One example is the BS/MD combined path, in which students gain admission into medical school when they’re accepted into a bachelor’s program or early on as an undergraduate. Because colleges typically have few graduate programs, you’re more likely to find these paths at universities.

 

That said, some liberal arts colleges will partner with universities to offer more specialized degrees, such as engineering (or may even offer the degree itself, like Swarthmore). Dartmouth College (technically a university) has a partnership with several liberal arts colleges to offer a dual-degree program in engineering. Students at colleges like Amherst, Williams, and Pomona are eligible for this opportunity.

 

2. Size

 

If you find the idea of a large student body intimidating, a college could be more your cup of tea. Colleges tend to be considerably smaller than universities. For example, Williams College’s undergraduate student body is less than half the size of Princeton University’s undergraduate student body (2,078 vs. 5,422 students). State schools are even larger, often with undergraduate enrollments of 20,000 or more.

Discover your chances at hundreds of schools

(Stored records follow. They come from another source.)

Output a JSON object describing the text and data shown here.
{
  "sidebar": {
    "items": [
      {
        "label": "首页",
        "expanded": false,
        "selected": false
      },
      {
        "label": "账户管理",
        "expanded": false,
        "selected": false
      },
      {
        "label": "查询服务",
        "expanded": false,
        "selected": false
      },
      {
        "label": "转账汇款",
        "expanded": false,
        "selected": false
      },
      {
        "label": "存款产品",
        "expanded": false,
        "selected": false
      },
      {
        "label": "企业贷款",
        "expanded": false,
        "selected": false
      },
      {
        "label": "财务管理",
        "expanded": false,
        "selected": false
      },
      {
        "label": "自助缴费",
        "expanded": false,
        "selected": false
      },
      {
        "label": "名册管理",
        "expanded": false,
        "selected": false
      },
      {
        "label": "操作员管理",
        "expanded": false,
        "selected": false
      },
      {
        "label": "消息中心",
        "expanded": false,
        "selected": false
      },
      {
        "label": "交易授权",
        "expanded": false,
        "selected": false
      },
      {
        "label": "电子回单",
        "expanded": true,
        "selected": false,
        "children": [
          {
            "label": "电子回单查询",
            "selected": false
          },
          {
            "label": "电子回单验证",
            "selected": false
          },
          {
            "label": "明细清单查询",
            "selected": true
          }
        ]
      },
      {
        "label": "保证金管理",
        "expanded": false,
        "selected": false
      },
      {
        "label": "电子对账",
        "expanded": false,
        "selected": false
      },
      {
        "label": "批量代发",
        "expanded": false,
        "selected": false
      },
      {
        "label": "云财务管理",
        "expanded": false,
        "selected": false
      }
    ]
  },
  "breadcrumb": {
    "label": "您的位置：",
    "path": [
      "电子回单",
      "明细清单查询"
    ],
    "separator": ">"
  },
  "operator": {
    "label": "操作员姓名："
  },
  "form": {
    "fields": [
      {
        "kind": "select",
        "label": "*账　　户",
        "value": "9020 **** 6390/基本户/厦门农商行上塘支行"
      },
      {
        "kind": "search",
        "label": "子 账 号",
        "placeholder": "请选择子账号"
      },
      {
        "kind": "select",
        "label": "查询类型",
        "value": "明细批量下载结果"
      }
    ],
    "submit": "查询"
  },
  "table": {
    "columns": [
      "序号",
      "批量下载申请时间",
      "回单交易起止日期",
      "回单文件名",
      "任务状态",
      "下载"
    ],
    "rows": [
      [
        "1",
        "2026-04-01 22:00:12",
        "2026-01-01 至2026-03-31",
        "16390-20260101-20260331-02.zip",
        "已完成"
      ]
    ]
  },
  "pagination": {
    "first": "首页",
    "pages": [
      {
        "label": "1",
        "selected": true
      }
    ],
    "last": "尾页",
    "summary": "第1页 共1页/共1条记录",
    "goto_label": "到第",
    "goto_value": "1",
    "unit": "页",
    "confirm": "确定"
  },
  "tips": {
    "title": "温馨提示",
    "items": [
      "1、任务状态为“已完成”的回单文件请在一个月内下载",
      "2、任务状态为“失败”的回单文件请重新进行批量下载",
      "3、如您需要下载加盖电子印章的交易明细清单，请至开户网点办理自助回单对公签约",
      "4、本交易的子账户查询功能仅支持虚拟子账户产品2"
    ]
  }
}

Our free chancing engine takes into account your history, background, test scores, and extracurricular activities to show you your real chances of admission—and how to improve them.

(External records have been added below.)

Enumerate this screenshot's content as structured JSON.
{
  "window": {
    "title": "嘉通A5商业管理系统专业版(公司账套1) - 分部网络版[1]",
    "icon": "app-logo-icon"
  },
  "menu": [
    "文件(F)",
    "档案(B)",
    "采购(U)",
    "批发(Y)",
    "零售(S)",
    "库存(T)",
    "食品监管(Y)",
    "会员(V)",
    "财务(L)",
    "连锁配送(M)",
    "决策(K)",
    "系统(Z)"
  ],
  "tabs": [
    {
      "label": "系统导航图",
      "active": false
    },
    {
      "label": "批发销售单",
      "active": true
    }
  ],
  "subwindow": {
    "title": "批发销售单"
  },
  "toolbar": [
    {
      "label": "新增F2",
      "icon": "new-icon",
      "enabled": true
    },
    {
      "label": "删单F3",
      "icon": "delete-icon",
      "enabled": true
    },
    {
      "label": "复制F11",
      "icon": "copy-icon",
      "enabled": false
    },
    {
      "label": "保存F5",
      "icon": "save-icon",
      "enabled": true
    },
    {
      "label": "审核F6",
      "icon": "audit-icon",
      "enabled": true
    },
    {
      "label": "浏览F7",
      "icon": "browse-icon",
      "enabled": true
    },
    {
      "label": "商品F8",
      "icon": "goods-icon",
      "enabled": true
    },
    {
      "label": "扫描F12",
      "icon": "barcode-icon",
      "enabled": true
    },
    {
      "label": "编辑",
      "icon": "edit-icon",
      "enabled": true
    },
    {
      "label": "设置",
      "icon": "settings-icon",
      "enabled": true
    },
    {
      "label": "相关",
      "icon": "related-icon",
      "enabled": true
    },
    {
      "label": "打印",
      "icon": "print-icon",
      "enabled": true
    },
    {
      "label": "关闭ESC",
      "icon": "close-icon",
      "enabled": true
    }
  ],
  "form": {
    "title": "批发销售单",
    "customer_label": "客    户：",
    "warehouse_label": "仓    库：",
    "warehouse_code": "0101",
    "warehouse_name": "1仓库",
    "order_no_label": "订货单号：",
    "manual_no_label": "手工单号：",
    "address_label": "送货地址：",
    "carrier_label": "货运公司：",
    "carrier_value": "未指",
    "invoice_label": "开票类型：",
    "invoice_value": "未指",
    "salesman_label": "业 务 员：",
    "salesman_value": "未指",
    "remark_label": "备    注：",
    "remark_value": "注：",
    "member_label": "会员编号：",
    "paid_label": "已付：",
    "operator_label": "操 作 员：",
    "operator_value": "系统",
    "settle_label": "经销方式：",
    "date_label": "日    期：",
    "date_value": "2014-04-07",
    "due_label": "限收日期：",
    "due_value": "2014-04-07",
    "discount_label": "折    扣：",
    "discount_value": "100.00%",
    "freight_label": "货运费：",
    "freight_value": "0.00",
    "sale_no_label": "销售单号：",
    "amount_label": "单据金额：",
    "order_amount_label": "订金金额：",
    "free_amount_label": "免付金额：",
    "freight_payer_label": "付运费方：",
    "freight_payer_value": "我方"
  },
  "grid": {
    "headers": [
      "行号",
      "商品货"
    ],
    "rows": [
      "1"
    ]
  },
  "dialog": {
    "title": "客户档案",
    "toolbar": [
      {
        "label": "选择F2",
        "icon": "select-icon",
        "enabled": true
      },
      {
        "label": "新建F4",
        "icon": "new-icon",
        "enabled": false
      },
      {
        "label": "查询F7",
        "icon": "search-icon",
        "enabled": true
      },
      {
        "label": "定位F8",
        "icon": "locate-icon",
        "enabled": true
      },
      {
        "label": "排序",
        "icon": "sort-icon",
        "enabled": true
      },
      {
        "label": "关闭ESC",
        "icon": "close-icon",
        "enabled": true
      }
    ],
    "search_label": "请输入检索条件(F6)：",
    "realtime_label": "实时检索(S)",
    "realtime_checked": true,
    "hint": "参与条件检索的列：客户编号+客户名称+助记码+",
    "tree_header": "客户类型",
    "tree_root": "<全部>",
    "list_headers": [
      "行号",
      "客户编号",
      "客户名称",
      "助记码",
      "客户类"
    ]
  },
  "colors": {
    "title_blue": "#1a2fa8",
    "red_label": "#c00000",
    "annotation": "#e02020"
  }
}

3. Emphasis on teaching vs. research

 

Looking for research opportunities? You’re more likely to find them at a university than a college. Meanwhile, if you want professors who are focused on teaching, a college is probably a better bet.

 

Universities may have TAs lead intro-level courses, while professors tend to teach all classes at colleges, especially liberal arts colleges. 

 

4. Specialization and general education requirements

 

Colleges tend to be a bit more flexible in terms of what you study, emphasizing a broader liberal-arts curriculum. Universities, on the other hand, tend to be specialized, often asking their students to declare their major earlier (end of freshman year or beginning of sophomore year), while colleges typically allow students to wait until the end of their sophomore year to declare. 

 

You’re also more likely to find an open curriculum at liberal arts colleges, although there are some universities, like Brown, that offer this flexibility, too. An open curriculum allows students to take whatever courses they like, as long as they fulfill their major requirements. There are no general education or distribution requirements.

 

5. Ease of building relationships

 

It can be easy to feel lost at a larger university, and being in huge classes can make it tough to develop relationships with professors. At smaller colleges, you may be able to find your footing more easily. Professors also tend to be more accessible, and may even be invested in your personal growth. This can be a big perk for students interested in grad school, as letters of recommendation are important.

 

On the flip side, having a larger student body means that you’re likely to find many like-minded people. You just may have to be more proactive in looking for your community.

 

Is a College or University Right for You?

 

College vs. university is just one factor to consider when searching for the best schools for you. You should also think about location, top programs, acceptance rate, and more. The truth is that you may find everything you need at both colleges and universities.

 

We recommend using our free school search tool and chancing engine to filter for your best-fit schools. You can indicate your preferences for factors like location, majors, size, and more. We’ll also let you know your chances of acceptance, and how to improve your profile for your dream school.

 

Want more college admissions tips?

We'll send you information to help you throughout the college admissions process.

Short Bio
Laura Berlinsky-Schine is a graduate of Johns Hopkins University, where she majored in Creative Writing and minored in History. She lives in Brooklyn, New York and works as a freelance writer specializing in education. She dreams of having a dog.

Don't miss out on the best high school & college admissions resources!

Join thousands of students and parents getting exclusive high school, test prep, and college admissions information.